Pick every line from the data below that contains the string "Qualidade" and copy it.

Source information:

= Beginning of Section =

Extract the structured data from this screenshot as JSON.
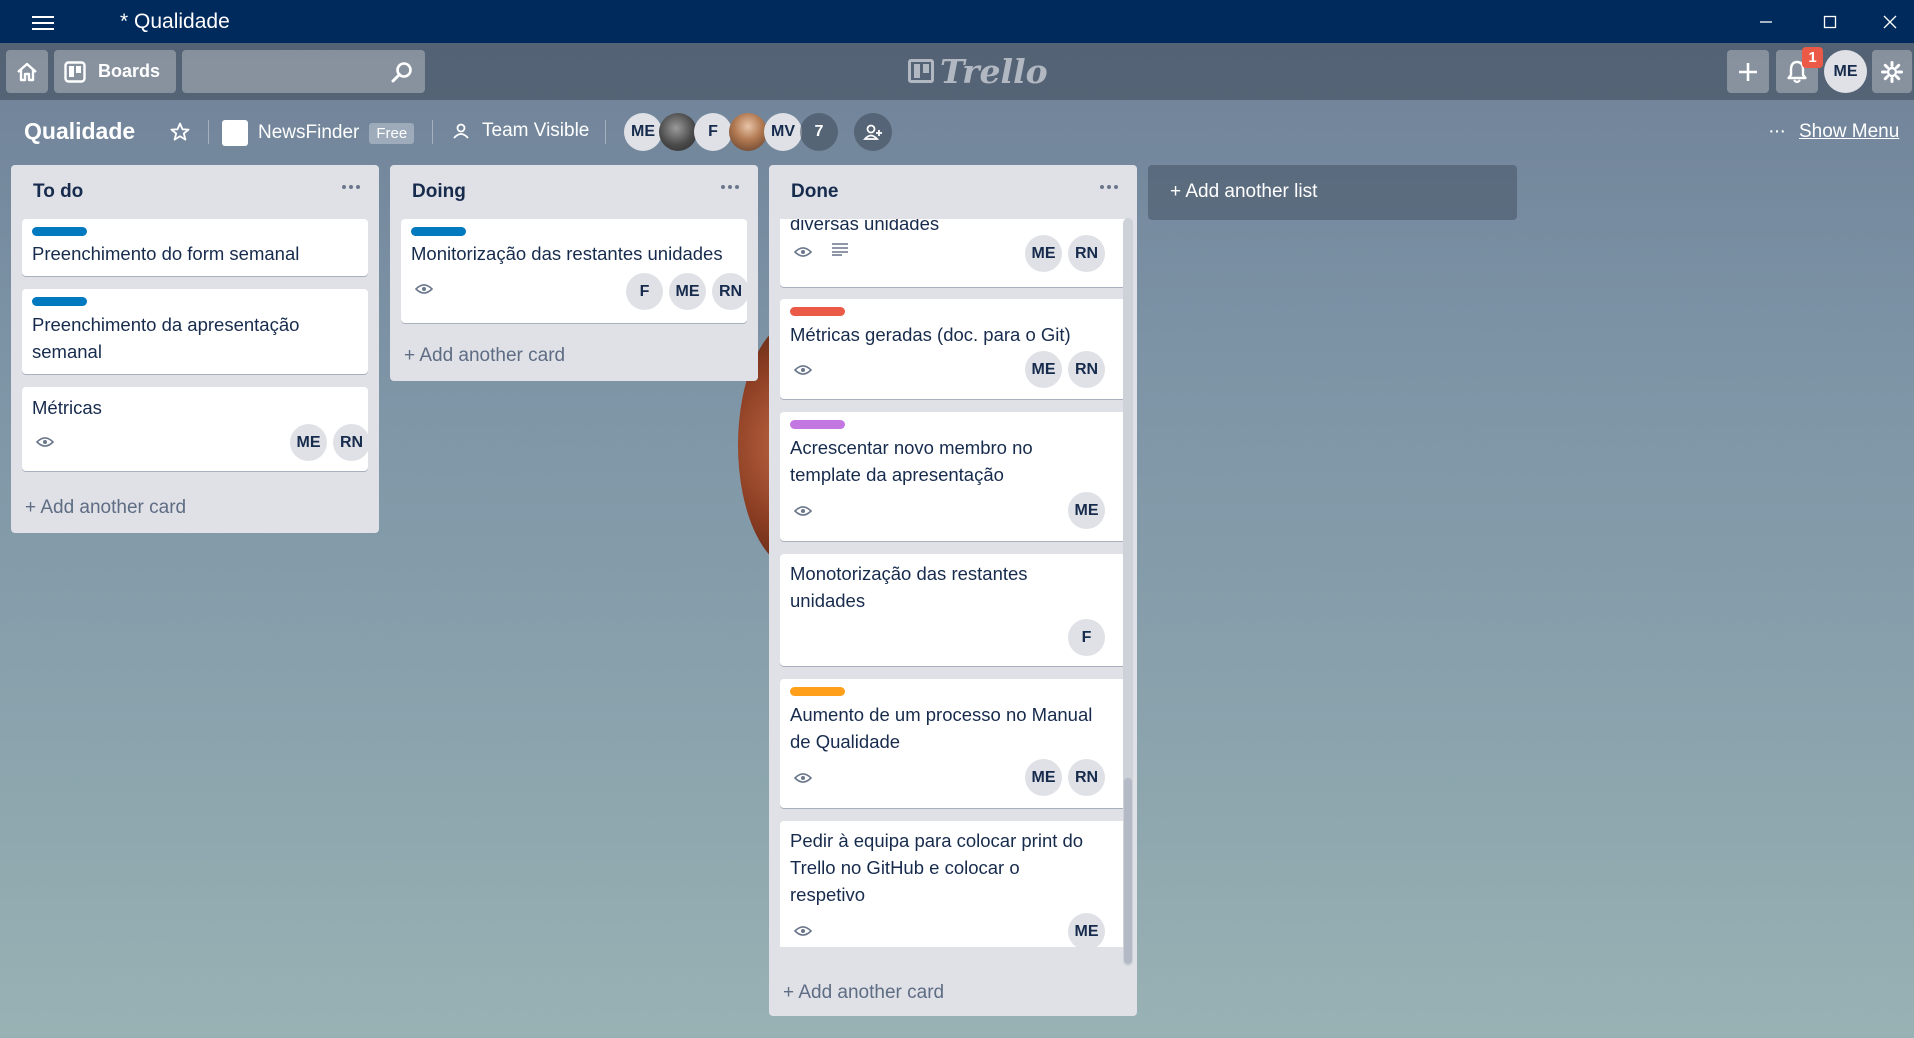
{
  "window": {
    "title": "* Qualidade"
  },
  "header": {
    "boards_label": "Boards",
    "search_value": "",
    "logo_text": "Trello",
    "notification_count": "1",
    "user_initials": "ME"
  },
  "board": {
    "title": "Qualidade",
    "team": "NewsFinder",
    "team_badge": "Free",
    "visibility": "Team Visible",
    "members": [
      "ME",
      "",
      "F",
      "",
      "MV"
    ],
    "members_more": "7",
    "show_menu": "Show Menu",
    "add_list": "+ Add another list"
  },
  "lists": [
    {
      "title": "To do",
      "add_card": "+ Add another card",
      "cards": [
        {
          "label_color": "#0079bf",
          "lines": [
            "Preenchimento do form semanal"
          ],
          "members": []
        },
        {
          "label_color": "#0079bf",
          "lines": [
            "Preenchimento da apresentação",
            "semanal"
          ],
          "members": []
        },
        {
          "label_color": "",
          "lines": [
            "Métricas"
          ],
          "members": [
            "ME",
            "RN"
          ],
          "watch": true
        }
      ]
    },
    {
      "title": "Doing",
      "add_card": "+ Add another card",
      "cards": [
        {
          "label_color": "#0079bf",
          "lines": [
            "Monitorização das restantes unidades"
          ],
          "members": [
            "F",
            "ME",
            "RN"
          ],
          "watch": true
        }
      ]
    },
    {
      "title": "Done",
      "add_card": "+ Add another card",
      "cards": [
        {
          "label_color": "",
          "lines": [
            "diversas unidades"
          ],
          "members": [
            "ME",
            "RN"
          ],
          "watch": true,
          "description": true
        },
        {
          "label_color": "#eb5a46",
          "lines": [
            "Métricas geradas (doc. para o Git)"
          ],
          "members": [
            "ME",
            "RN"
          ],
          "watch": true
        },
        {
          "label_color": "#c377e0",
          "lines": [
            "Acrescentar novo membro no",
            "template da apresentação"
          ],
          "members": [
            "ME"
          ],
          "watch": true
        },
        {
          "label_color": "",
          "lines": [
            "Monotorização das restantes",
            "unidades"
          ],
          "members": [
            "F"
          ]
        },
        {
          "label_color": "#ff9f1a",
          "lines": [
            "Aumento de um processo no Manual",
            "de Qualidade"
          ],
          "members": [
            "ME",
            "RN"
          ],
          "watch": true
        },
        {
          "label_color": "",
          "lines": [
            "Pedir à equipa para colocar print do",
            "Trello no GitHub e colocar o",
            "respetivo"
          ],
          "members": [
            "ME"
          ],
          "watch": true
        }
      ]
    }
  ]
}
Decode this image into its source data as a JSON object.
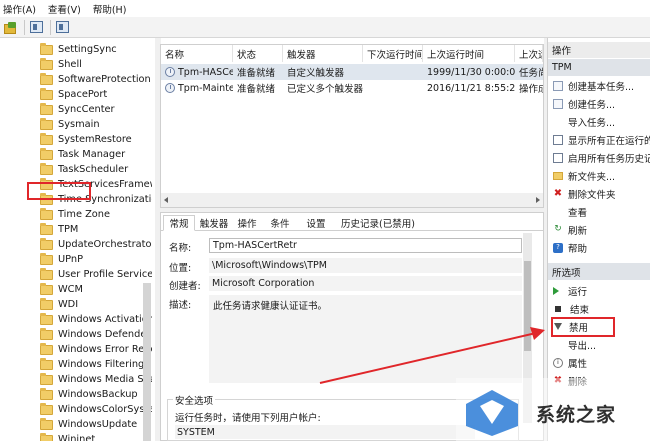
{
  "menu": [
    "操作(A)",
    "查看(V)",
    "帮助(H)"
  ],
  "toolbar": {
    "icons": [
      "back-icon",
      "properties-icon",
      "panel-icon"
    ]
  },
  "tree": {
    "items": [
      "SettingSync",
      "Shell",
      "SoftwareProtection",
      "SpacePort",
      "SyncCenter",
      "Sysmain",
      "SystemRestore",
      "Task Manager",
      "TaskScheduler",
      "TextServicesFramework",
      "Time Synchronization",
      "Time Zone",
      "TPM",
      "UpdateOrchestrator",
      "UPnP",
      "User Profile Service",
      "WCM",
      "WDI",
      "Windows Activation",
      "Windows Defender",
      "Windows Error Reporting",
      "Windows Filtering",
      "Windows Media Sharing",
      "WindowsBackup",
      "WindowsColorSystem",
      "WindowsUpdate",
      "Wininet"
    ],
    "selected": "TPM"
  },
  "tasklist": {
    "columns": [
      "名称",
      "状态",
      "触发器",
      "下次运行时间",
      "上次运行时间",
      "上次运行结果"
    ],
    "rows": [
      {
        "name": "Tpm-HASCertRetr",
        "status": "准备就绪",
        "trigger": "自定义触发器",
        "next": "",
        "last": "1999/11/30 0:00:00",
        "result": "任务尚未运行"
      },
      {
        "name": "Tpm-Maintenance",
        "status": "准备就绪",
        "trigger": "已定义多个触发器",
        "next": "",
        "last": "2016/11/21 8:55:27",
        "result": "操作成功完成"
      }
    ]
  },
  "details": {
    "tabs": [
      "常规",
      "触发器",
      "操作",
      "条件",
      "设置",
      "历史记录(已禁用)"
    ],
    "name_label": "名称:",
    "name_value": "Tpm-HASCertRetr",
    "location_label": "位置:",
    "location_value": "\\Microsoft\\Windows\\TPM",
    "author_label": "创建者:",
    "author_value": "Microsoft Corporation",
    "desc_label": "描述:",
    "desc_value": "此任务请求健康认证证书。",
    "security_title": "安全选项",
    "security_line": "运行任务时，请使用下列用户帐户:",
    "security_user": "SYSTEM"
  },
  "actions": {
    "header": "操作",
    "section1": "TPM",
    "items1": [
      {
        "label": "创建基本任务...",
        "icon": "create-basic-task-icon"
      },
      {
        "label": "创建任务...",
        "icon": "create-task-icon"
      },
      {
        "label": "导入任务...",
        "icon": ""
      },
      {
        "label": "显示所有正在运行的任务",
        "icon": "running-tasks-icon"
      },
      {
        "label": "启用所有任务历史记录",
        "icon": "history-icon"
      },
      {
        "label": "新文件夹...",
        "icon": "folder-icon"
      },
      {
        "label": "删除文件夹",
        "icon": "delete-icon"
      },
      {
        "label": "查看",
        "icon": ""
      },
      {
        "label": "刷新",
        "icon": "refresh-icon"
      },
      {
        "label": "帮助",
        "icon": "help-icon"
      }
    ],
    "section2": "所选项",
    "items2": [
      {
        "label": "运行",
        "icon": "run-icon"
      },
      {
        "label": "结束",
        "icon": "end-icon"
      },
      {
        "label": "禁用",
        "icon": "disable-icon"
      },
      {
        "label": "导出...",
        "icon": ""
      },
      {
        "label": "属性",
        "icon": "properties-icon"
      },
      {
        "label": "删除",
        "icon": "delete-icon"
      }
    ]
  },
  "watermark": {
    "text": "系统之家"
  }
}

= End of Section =

Response area:
    "title": "* Qualidade"
    "title": "Qualidade",
            "de Qualidade"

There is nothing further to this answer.